What you will do →
Copy each line below in which the string "article" occurs.

== Given data ==

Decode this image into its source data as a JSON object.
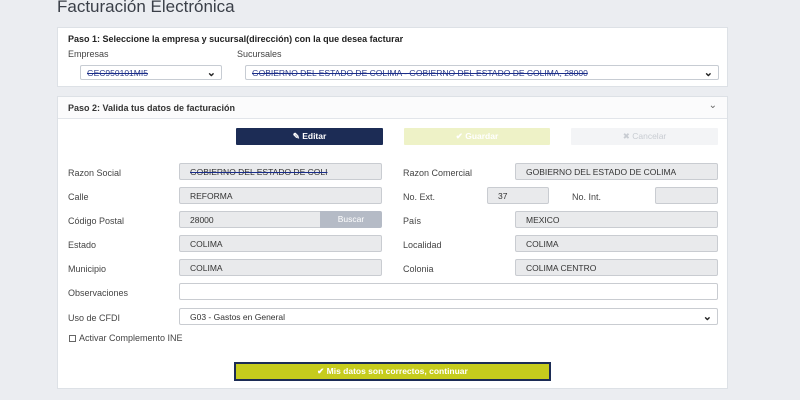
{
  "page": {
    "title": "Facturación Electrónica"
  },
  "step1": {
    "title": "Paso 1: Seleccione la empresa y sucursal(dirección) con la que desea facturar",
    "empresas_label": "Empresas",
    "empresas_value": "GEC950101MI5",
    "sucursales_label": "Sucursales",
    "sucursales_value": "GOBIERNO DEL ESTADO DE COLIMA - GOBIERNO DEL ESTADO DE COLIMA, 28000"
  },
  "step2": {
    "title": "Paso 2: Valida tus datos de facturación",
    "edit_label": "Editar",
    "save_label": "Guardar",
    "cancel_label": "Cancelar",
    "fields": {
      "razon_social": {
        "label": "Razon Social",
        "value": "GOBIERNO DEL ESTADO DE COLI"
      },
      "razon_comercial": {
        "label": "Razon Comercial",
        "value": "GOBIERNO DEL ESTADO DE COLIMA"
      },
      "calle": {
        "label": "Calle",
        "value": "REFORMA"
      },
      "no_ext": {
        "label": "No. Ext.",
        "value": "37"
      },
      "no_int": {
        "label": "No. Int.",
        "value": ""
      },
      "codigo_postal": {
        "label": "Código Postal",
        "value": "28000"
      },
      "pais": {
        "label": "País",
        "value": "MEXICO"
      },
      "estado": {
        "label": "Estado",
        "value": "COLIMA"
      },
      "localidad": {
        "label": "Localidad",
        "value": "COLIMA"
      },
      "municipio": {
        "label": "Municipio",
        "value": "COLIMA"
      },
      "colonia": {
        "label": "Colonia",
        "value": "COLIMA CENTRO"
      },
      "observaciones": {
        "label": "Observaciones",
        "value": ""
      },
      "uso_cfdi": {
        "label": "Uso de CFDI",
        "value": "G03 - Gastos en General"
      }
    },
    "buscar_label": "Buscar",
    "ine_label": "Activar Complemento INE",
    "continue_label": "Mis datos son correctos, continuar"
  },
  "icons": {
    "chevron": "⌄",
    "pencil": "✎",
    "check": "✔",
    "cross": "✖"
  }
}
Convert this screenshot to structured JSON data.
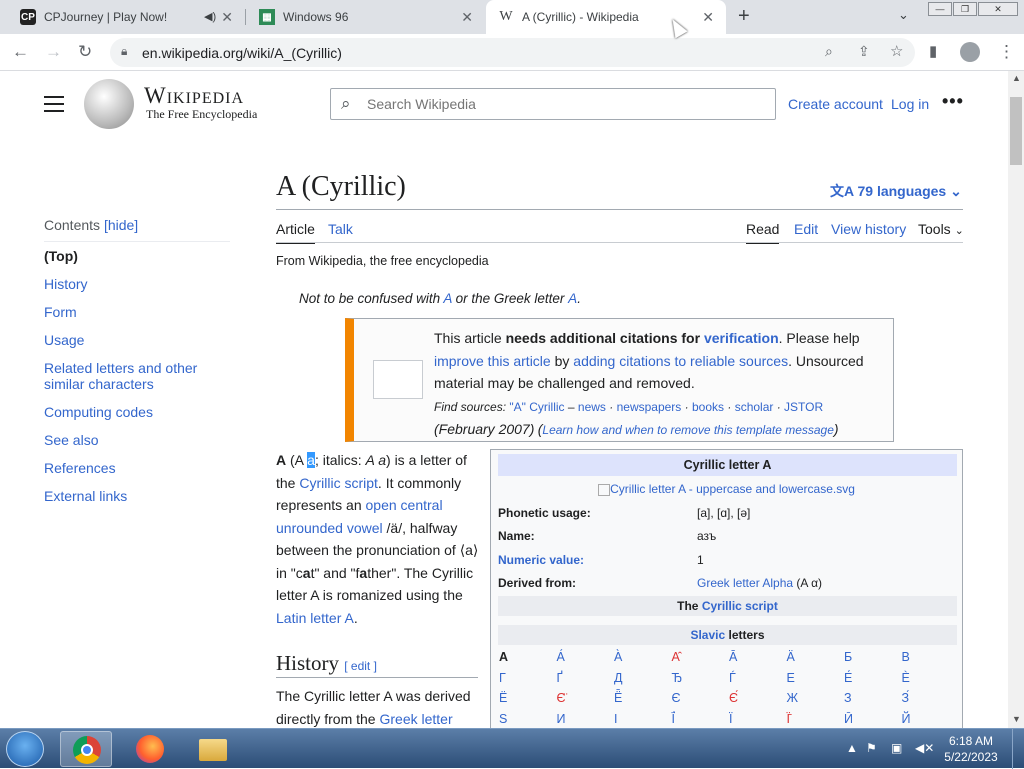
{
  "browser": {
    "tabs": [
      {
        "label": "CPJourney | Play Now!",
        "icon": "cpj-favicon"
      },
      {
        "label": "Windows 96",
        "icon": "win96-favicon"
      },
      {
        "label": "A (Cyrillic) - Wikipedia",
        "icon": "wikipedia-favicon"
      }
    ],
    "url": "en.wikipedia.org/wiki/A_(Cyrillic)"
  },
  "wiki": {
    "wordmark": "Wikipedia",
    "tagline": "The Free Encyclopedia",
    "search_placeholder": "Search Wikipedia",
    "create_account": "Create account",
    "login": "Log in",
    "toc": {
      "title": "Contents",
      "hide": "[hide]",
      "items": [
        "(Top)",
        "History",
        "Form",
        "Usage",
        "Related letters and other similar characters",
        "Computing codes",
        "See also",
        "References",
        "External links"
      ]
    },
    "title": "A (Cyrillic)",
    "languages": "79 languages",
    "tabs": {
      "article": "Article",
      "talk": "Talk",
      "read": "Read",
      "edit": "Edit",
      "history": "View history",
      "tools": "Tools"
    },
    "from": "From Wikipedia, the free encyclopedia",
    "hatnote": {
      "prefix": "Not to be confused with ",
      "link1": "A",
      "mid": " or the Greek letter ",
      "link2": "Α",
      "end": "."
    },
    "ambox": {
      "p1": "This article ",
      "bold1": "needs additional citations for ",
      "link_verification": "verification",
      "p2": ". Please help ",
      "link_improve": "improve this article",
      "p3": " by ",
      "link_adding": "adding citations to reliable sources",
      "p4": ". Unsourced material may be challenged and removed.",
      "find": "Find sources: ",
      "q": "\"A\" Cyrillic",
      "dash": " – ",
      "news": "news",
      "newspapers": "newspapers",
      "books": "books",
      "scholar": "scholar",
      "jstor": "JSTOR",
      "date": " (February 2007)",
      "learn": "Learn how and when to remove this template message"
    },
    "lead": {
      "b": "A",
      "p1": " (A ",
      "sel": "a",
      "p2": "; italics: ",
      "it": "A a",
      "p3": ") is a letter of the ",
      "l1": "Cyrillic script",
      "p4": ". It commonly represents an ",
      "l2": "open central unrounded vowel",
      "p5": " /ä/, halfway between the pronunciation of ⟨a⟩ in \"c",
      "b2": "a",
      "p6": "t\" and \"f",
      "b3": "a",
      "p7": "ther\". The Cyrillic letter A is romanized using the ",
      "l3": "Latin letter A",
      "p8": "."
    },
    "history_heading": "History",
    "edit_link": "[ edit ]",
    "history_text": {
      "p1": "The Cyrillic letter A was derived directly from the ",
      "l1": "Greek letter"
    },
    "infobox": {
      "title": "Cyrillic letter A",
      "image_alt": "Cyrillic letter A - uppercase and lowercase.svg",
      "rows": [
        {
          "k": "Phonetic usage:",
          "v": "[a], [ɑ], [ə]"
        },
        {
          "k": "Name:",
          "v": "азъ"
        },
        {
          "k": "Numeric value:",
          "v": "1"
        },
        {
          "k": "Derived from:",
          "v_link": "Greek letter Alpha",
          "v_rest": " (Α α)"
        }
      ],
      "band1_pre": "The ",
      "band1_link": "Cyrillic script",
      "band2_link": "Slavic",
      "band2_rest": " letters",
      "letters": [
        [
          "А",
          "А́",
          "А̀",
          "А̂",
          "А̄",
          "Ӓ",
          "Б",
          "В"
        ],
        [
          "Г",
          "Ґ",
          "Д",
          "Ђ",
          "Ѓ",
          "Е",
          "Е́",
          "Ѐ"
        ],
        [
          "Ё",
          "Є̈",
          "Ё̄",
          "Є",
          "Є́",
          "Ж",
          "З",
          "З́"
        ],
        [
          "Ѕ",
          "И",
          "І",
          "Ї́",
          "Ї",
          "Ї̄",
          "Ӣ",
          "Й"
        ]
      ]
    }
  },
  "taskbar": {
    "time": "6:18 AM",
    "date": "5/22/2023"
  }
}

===

Written answer →
      "article": "Article",
      "p1": "This article ",
      "link_improve": "improve this article",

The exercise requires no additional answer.